Product Photography

Update: This post was originally posted on 1st November 2020 but after changing my website this post had to be re-published due to technical issues.

When you run your own business where you sell a physical product one of the things you'll need to master is product photography. And it's one of the things that few entrepreneurs enjoy, and I include myself in that group. That might sound weird given I am a photographer but the skills needed for product photography is different than landscapes. But that said the technical skills with the camera is the same.

With myself being a photographer I'm sure it does not surprise you to know I have been asked for advice on product photography or end up in conversation about it. When I inform others that I actually hate doing product photography it is often met with surprise and then laughter.

But whether I like it or not selling art means I need to do it. So, I thought I would show how I get product photos like this one.

Now I don't claim to be the best at product photography and I know there are others who can do a lot better than me. But I can take in my opinion reasonable product photographs and want to help others see how it can be done.

Set Up

What I use is an studio set up that was my partners, who as I have mentioned before is also a photographer. He dabbled in portrait photography before and so got a small studio but it ended up gathering dust behind his sofa. So I decided to borrow it to try my hand at portrait photography which I wrote about a few months ago. And although I've not really kept up with portrait photography the studio has come in handy for product photography.

This is the full set up, there is actually two umbrella lights with the studio but I find for product photography it is best to only use one and set up the reflector opposite.
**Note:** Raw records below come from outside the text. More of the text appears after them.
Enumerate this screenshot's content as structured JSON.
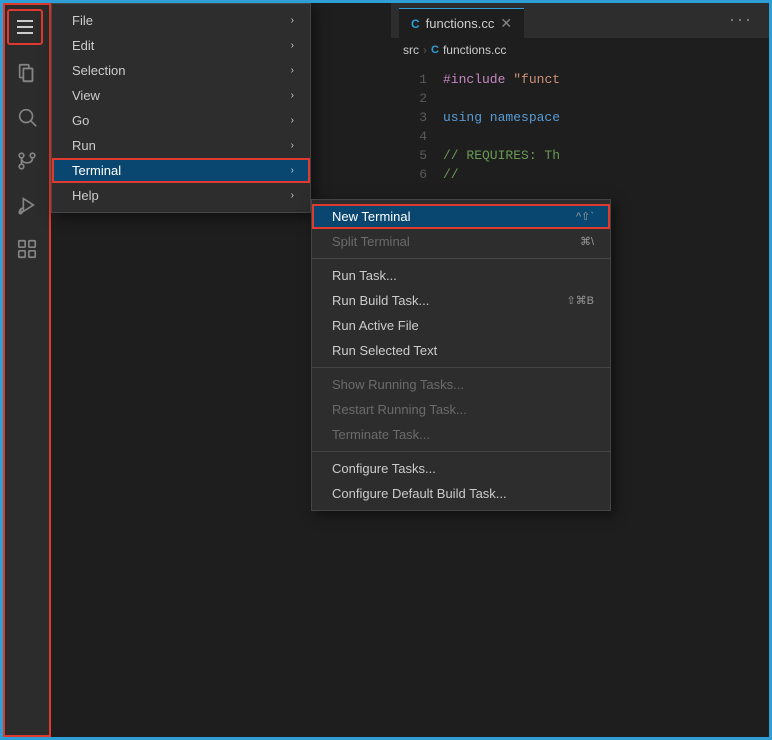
{
  "activityBar": {
    "icons": [
      {
        "name": "hamburger-icon",
        "label": "Menu"
      },
      {
        "name": "files-icon",
        "label": "Explorer"
      },
      {
        "name": "search-icon",
        "label": "Search"
      },
      {
        "name": "source-control-icon",
        "label": "Source Control"
      },
      {
        "name": "run-debug-icon",
        "label": "Run and Debug"
      },
      {
        "name": "extensions-icon",
        "label": "Extensions"
      }
    ]
  },
  "primaryMenu": {
    "items": [
      {
        "id": "file",
        "label": "File",
        "hasArrow": true
      },
      {
        "id": "edit",
        "label": "Edit",
        "hasArrow": true
      },
      {
        "id": "selection",
        "label": "Selection",
        "hasArrow": true
      },
      {
        "id": "view",
        "label": "View",
        "hasArrow": true
      },
      {
        "id": "go",
        "label": "Go",
        "hasArrow": true
      },
      {
        "id": "run",
        "label": "Run",
        "hasArrow": true
      },
      {
        "id": "terminal",
        "label": "Terminal",
        "hasArrow": true,
        "highlighted": true
      },
      {
        "id": "help",
        "label": "Help",
        "hasArrow": true
      }
    ]
  },
  "terminalSubmenu": {
    "items": [
      {
        "id": "new-terminal",
        "label": "New Terminal",
        "shortcut": "^⇧`",
        "highlighted": true,
        "disabled": false
      },
      {
        "id": "split-terminal",
        "label": "Split Terminal",
        "shortcut": "⌘\\",
        "highlighted": false,
        "disabled": true
      },
      {
        "id": "separator1",
        "type": "separator"
      },
      {
        "id": "run-task",
        "label": "Run Task...",
        "shortcut": "",
        "highlighted": false,
        "disabled": false
      },
      {
        "id": "run-build-task",
        "label": "Run Build Task...",
        "shortcut": "⇧⌘B",
        "highlighted": false,
        "disabled": false
      },
      {
        "id": "run-active-file",
        "label": "Run Active File",
        "shortcut": "",
        "highlighted": false,
        "disabled": false
      },
      {
        "id": "run-selected-text",
        "label": "Run Selected Text",
        "shortcut": "",
        "highlighted": false,
        "disabled": false
      },
      {
        "id": "separator2",
        "type": "separator"
      },
      {
        "id": "show-running-tasks",
        "label": "Show Running Tasks...",
        "shortcut": "",
        "highlighted": false,
        "disabled": true
      },
      {
        "id": "restart-running-task",
        "label": "Restart Running Task...",
        "shortcut": "",
        "highlighted": false,
        "disabled": true
      },
      {
        "id": "terminate-task",
        "label": "Terminate Task...",
        "shortcut": "",
        "highlighted": false,
        "disabled": true
      },
      {
        "id": "separator3",
        "type": "separator"
      },
      {
        "id": "configure-tasks",
        "label": "Configure Tasks...",
        "shortcut": "",
        "highlighted": false,
        "disabled": false
      },
      {
        "id": "configure-default-build",
        "label": "Configure Default Build Task...",
        "shortcut": "",
        "highlighted": false,
        "disabled": false
      }
    ]
  },
  "editor": {
    "tabs": [
      {
        "label": "functions.cc",
        "icon": "C+",
        "active": true
      }
    ],
    "breadcrumb": {
      "parts": [
        "src",
        "functions.cc"
      ]
    },
    "lines": [
      {
        "num": "1",
        "tokens": [
          {
            "type": "include",
            "text": "#include \"funct"
          }
        ]
      },
      {
        "num": "2",
        "tokens": []
      },
      {
        "num": "3",
        "tokens": [
          {
            "type": "namespace",
            "text": "using namespace"
          }
        ]
      },
      {
        "num": "4",
        "tokens": []
      },
      {
        "num": "5",
        "tokens": [
          {
            "type": "comment",
            "text": "// REQUIRES: Th"
          }
        ]
      },
      {
        "num": "6",
        "tokens": [
          {
            "type": "comment",
            "text": "//"
          }
        ]
      }
    ]
  },
  "colors": {
    "highlight": "#e0392d",
    "accent": "#2e9ed6",
    "menuBg": "#2d2d2d",
    "editorBg": "#1e1e1e"
  }
}
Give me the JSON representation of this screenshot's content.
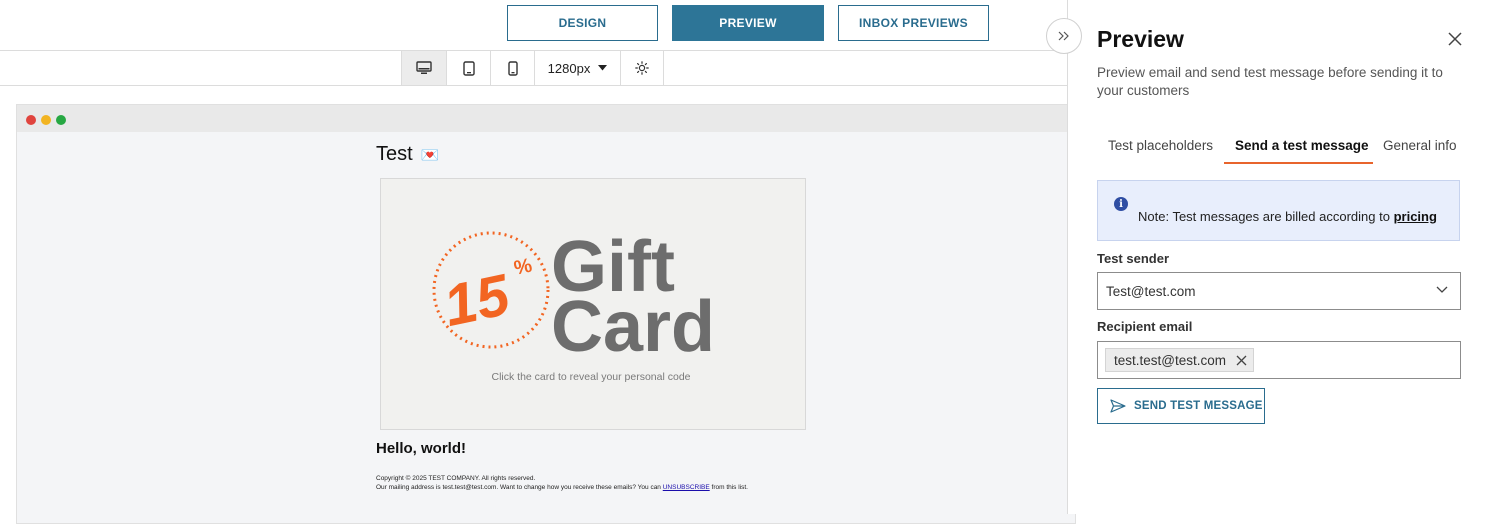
{
  "toolbar": {
    "design_label": "DESIGN",
    "preview_label": "PREVIEW",
    "inbox_label": "INBOX PREVIEWS"
  },
  "devices": {
    "width_value": "1280px"
  },
  "email": {
    "subject": "Test",
    "subject_emoji": "💌",
    "gift_card": {
      "percent": "15",
      "percent_sign": "%",
      "line1": "Gift",
      "line2": "Card",
      "caption": "Click the card to reveal your personal code"
    },
    "greeting": "Hello, world!",
    "footer_line1": "Copyright © 2025 TEST COMPANY. All rights reserved.",
    "footer_line2_pre": "Our mailing address is test.test@test.com. Want to change how you receive these emails? You can",
    "footer_link": "UNSUBSCRIBE",
    "footer_line2_post": "from this list."
  },
  "panel": {
    "title": "Preview",
    "description": "Preview email and send test message before sending it to your customers",
    "tabs": [
      "Test placeholders",
      "Send a test message",
      "General info"
    ],
    "active_tab": "Send a test message",
    "note_text": "Note: Test messages are billed according to",
    "note_link": "pricing",
    "sender_label": "Test sender",
    "sender_value": "Test@test.com",
    "recipient_label": "Recipient email",
    "recipient_value": "test.test@test.com",
    "send_button": "SEND TEST MESSAGE"
  },
  "colors": {
    "primary": "#2d7597",
    "tab_accent": "#e8642c",
    "gift_orange": "#f26522",
    "gift_gray": "#6d6d6d",
    "note_bg": "#e8eefc"
  }
}
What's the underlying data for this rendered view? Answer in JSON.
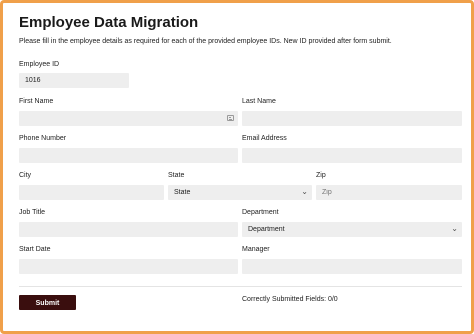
{
  "form": {
    "title": "Employee Data Migration",
    "subtitle": "Please fill in the employee details as required for each of the provided employee IDs. New ID provided after form submit.",
    "fields": {
      "employee_id": {
        "label": "Employee ID",
        "value": "1016"
      },
      "first_name": {
        "label": "First Name",
        "value": ""
      },
      "last_name": {
        "label": "Last Name",
        "value": ""
      },
      "phone": {
        "label": "Phone Number",
        "value": ""
      },
      "email": {
        "label": "Email Address",
        "value": ""
      },
      "city": {
        "label": "City",
        "value": ""
      },
      "state": {
        "label": "State",
        "selected": "State"
      },
      "zip": {
        "label": "Zip",
        "placeholder": "Zip",
        "value": ""
      },
      "job_title": {
        "label": "Job Title",
        "value": ""
      },
      "department": {
        "label": "Department",
        "selected": "Department"
      },
      "start_date": {
        "label": "Start Date",
        "value": ""
      },
      "manager": {
        "label": "Manager",
        "value": ""
      }
    },
    "submit_label": "Submit",
    "status_text": "Correctly Submitted Fields: 0/0"
  },
  "colors": {
    "frame_border": "#f0a04a",
    "submit_bg": "#3a0e0e",
    "input_bg": "#eeeeee"
  },
  "icons": {
    "autofill": "contact-card-icon",
    "dropdown": "chevron-down-icon"
  }
}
The wood effect backdrop is something I bought myself as I find it makes my products pop that little bit more than the plain white backdrop that came with the studio.

And for those wondering what I am going on about when I say umbrella light this is what I am talking about. The very large bulb faces into the umbrella and that disperses the light. However, you could use a soft box or even a desk lamp with tissue paper in front of it.

Basically what you want is to have the light dissipated gently onto your product. If you shine a light directly onto your product you will have very harsh light that can wash out the beauty of your product.

And here is the reflector, now I'm sure there are easier ways to use this but being on my own I had to get creative with how to get it set up. If you've never heard of a reflector it basically does what it says on the tin it reflects. In this case it reflects some of the light back to my greeting, this helps again with softening the light.

Without using this the shadows can be very sharp and can although that may be a good look for some products. For my greeting card it's not the look I was going for.

However, you don't need a professional reflector like this, even some cardboard with tin foil attached to it can do the same job. Though that is not something I have tried myself so cannot vouch how well it works.


After you've set up the studio it's time to get on with the actually product photography.

In my experience I have found that a patterned background works better than a plain white background as it makes it stand out for attracting customers attention. Although you don't want it so busy it distracts from your product.

My other piece of advice is to have props to help sell your product, like in this photo for my greeting card where I show the pen and stamps. Without any words I have been able to communicate with my potential customers that this is a greeting card to send in the post.

As I say I am far from an expert in product photography but I hope my own experience will help other entrepreneurs.

3 views0 comments

Recent Posts

See All
Get to Know
Kirsty Kelly Photography Better


Follow Us

  • Twitter
  • Facebook
  • Instagram
  • Pinterest